Surely no one would insist that to ‘see God’ means to discern him with the eye of physical vision. The scripture says: ‘No man hath seen God at any time.’ Neither is God seen by reason, apart from revelation. The philosopher and man of science have reasoned, philosophized and theorized, but they have traveled farther from God. ‘For seeing that in the wisdom of God the world through its wisdom knew not God, it was God’s good pleasure through the foolishness of the preaching to save them that believe.’ (1 Cor. 1:21 ASV). It is through revelation men see God. This revelation is addressed to the spiritual sight, the heart of man. (1 Cor. 2:9-16). Those who are pure in heart see God through his revealed word; that is, those who have a true and accurate perception of the truth, through obedience to it, enter into covenant relation with him. Thus they become recipients of his grace and have fellowship with him.

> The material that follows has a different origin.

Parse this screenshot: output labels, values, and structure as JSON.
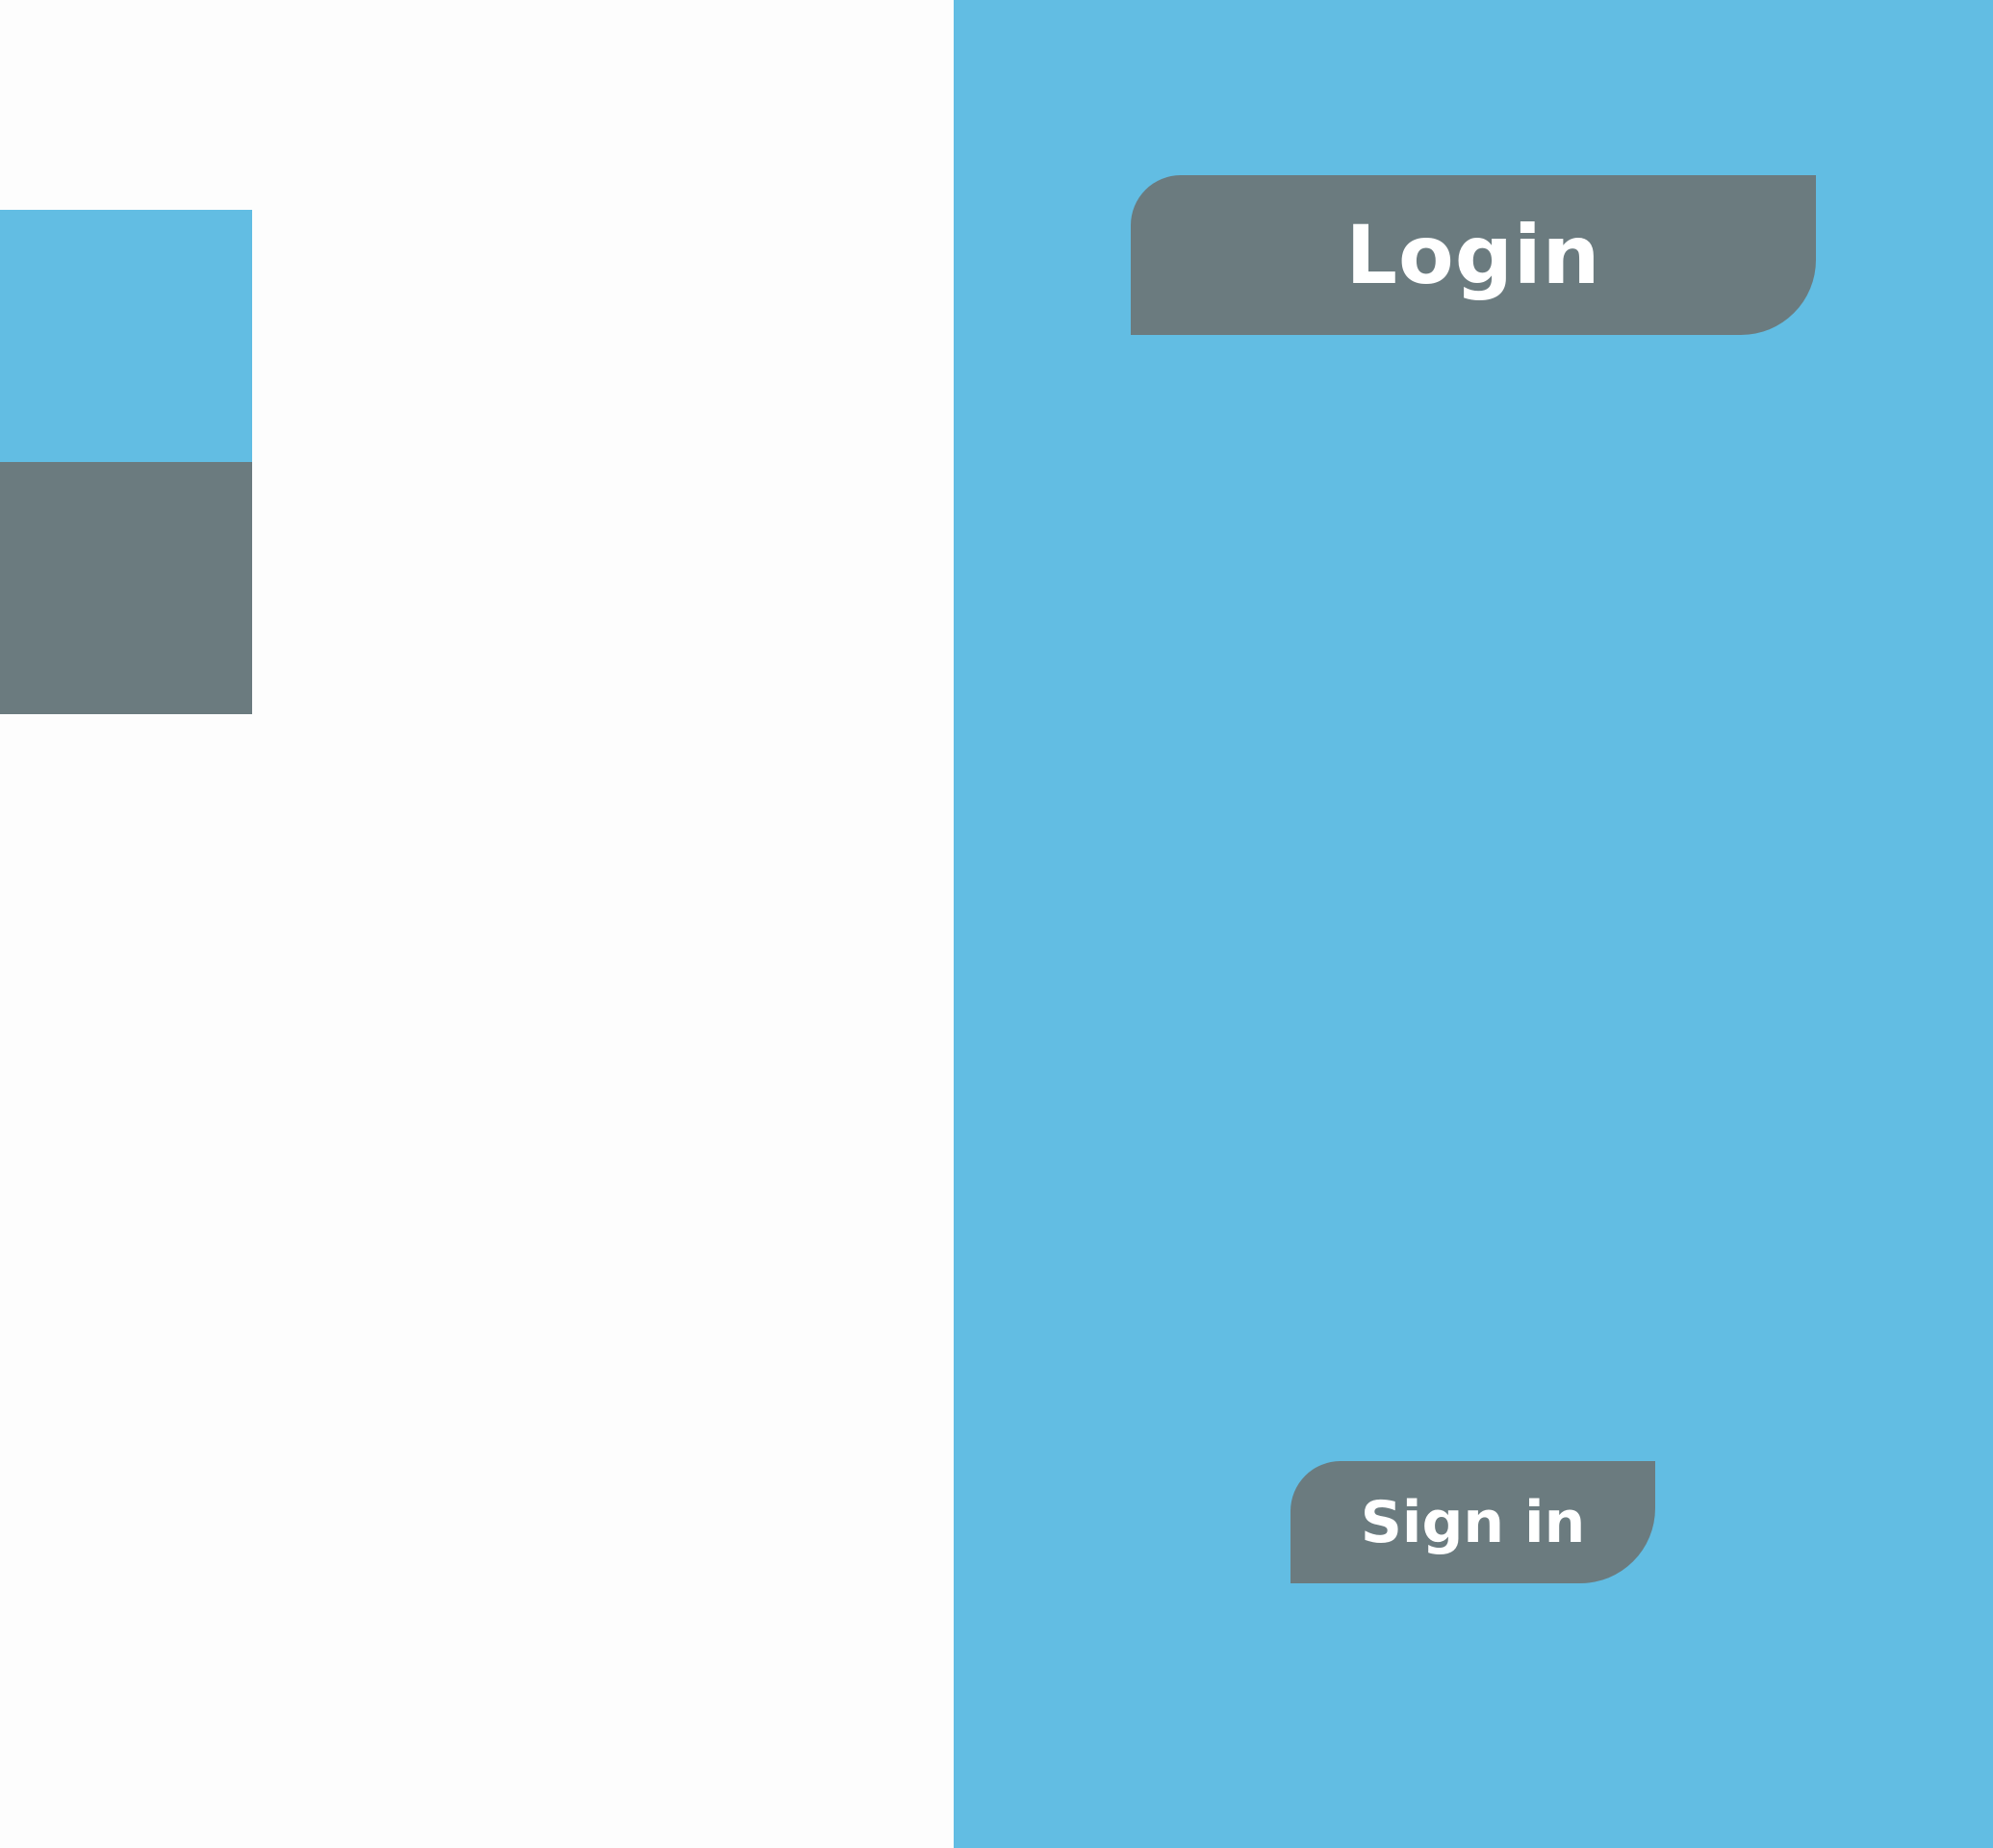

Thayer informs us that the metaphorical use of the word translated ‘see’ is ‘to be admitted into intimate and blessed fellowship with God in his future kingdom, Mt. 5:8; Heb. 12:14.’ Of course, the kingdom was future at the time Christ preached on the mount, and he was furnishing his disciples some previews of the kingdom. Our text has reference to those who enter it, naming a condition upon which entrance is predicated. To see the kingdom is to enter into it. This is accomplished in the new birth (Jn. 3:3, 5). To see God is to enter into relation with him. This is accomplished by the sincere heart rendering obedience to the gospel. (Matt. 28:19; 1 Pet. 1:22, 23; Acts 2:36-47; Heb. 5:8, 9).(7)
The pure in heart shall see God. Those who have a clear understanding of the truth, as revealed in the Word of God, acting upon the truth, shall enter into a saved relationship with the Father. Therefore, I plead with you, “Harden not your hearts” to the truth (Heb. 3:7-8). Rather, be so receptive and obedient to the truth that when the Author of that truth stands before you as Judge, to announce your eternal fate, He may pronounce the happy sentence, “blessed are your eyes, for they see” (Matt. 13:16), that you may “enter . . . into the joy of thy lord” (Matt. 25:21).
1. Dante Alighieri, Divine Comedy, trans. John Ciardi (1954), in Renaissance Thought: Dante and Machiavelli, ed. Norman F. Cantor and Peter L. Klein (Waltham, Massachusetts, 1969), p. 86.
2. William Barclay, The Gospel of Matthew (Philadelphia, 1956), p. 101.
3. Robert Young, Analytical Concordance to the Bible (Grand Rapids, Michigan), Index-Lexicon to the New Testament, p. 77.
4. J.P. Lusby, “The Pure in Heart,” Faith and Facts Quarterly, October, 1975, pp. 3-4.
Truth Magazine XX: 28, pp. 444-445
July 15, 1976